Problem description :: A word-for-word restatement of the data is what is needed.

Entries supplied ::
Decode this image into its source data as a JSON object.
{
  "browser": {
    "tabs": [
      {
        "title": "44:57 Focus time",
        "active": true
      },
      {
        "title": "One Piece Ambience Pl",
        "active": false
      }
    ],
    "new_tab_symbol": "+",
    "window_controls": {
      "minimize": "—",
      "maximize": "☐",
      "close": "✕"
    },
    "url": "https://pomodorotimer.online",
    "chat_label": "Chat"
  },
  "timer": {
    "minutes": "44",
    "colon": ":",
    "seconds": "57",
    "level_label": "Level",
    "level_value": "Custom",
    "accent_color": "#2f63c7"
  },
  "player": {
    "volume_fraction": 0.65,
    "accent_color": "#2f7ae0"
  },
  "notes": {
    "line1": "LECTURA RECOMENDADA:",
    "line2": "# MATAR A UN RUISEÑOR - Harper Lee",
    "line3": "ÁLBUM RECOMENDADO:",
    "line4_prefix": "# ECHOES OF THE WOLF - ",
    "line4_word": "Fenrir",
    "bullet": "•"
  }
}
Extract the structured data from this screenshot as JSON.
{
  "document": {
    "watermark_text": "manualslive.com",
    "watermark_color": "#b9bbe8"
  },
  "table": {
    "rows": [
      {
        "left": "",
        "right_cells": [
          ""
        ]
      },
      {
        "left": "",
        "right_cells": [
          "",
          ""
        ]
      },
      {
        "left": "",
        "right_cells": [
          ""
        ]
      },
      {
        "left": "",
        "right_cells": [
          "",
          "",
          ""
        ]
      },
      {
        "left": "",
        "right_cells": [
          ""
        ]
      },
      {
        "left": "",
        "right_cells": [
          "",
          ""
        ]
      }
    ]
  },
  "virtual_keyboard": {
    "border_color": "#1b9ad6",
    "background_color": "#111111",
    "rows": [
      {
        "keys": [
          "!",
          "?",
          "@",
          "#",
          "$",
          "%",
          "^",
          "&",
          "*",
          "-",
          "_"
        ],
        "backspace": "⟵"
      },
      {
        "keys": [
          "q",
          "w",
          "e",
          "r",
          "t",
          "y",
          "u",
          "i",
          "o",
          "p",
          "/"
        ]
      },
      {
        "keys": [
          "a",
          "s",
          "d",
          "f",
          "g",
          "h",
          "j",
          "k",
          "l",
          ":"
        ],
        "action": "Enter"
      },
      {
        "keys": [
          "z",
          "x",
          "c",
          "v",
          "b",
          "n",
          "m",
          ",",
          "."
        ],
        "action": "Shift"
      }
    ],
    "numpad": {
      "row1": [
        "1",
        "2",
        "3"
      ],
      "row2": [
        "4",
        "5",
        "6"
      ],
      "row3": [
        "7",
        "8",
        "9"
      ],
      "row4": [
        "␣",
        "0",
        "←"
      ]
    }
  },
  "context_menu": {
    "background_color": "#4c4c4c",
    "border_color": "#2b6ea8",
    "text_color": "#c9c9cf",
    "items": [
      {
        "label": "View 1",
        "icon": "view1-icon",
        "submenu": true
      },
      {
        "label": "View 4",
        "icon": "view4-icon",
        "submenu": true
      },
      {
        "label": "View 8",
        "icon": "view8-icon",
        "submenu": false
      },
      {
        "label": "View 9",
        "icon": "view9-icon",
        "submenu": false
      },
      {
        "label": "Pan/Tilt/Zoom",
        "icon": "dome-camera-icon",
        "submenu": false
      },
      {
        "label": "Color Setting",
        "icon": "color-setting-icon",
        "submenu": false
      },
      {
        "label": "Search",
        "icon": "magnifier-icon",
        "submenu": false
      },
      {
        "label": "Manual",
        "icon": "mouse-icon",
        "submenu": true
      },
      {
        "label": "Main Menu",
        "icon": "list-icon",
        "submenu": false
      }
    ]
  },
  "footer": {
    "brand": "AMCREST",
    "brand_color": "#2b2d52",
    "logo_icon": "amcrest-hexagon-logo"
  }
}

Response for this exercise ::
Decode this image into its source data as a JSON object.
{
  "browser": {
    "tabs": [
      {
        "title": "44:57 Focus time",
        "active": true
      },
      {
        "title": "One Piece Ambience Pl",
        "active": false
      }
    ],
    "new_tab_symbol": "+",
    "window_controls": {
      "minimize": "—",
      "maximize": "☐",
      "close": "✕"
    },
    "url": "https://pomodorotimer.online",
    "chat_label": "Chat"
  },
  "timer": {
    "minutes": "44",
    "colon": ":",
    "seconds": "57",
    "level_label": "Level",
    "level_value": "Custom",
    "accent_color": "#2f63c7"
  },
  "player": {
    "volume_fraction": 0.65,
    "accent_color": "#2f7ae0"
  },
  "notes": {
    "line1": "LECTURA RECOMENDADA:",
    "line2": "# MATAR A UN RUISEÑOR - Harper Lee",
    "line3": "ÁLBUM RECOMENDADO:",
    "line4_prefix": "# ECHOES OF THE WOLF - ",
    "line4_word": "Fenrir",
    "bullet": "•"
  }
}
Extract the structured data from this screenshot as JSON.
{
  "document": {
    "watermark_text": "manualslive.com",
    "watermark_color": "#b9bbe8"
  },
  "table": {
    "rows": [
      {
        "left": "",
        "right_cells": [
          ""
        ]
      },
      {
        "left": "",
        "right_cells": [
          "",
          ""
        ]
      },
      {
        "left": "",
        "right_cells": [
          ""
        ]
      },
      {
        "left": "",
        "right_cells": [
          "",
          "",
          ""
        ]
      },
      {
        "left": "",
        "right_cells": [
          ""
        ]
      },
      {
        "left": "",
        "right_cells": [
          "",
          ""
        ]
      }
    ]
  },
  "virtual_keyboard": {
    "border_color": "#1b9ad6",
    "background_color": "#111111",
    "rows": [
      {
        "keys": [
          "!",
          "?",
          "@",
          "#",
          "$",
          "%",
          "^",
          "&",
          "*",
          "-",
          "_"
        ],
        "backspace": "⟵"
      },
      {
        "keys": [
          "q",
          "w",
          "e",
          "r",
          "t",
          "y",
          "u",
          "i",
          "o",
          "p",
          "/"
        ]
      },
      {
        "keys": [
          "a",
          "s",
          "d",
          "f",
          "g",
          "h",
          "j",
          "k",
          "l",
          ":"
        ],
        "action": "Enter"
      },
      {
        "keys": [
          "z",
          "x",
          "c",
          "v",
          "b",
          "n",
          "m",
          ",",
          "."
        ],
        "action": "Shift"
      }
    ],
    "numpad": {
      "row1": [
        "1",
        "2",
        "3"
      ],
      "row2": [
        "4",
        "5",
        "6"
      ],
      "row3": [
        "7",
        "8",
        "9"
      ],
      "row4": [
        "␣",
        "0",
        "←"
      ]
    }
  },
  "context_menu": {
    "background_color": "#4c4c4c",
    "border_color": "#2b6ea8",
    "text_color": "#c9c9cf",
    "items": [
      {
        "label": "View 1",
        "icon": "view1-icon",
        "submenu": true
      },
      {
        "label": "View 4",
        "icon": "view4-icon",
        "submenu": true
      },
      {
        "label": "View 8",
        "icon": "view8-icon",
        "submenu": false
      },
      {
        "label": "View 9",
        "icon": "view9-icon",
        "submenu": false
      },
      {
        "label": "Pan/Tilt/Zoom",
        "icon": "dome-camera-icon",
        "submenu": false
      },
      {
        "label": "Color Setting",
        "icon": "color-setting-icon",
        "submenu": false
      },
      {
        "label": "Search",
        "icon": "magnifier-icon",
        "submenu": false
      },
      {
        "label": "Manual",
        "icon": "mouse-icon",
        "submenu": true
      },
      {
        "label": "Main Menu",
        "icon": "list-icon",
        "submenu": false
      }
    ]
  },
  "footer": {
    "brand": "AMCREST",
    "brand_color": "#2b2d52",
    "logo_icon": "amcrest-hexagon-logo"
  }
}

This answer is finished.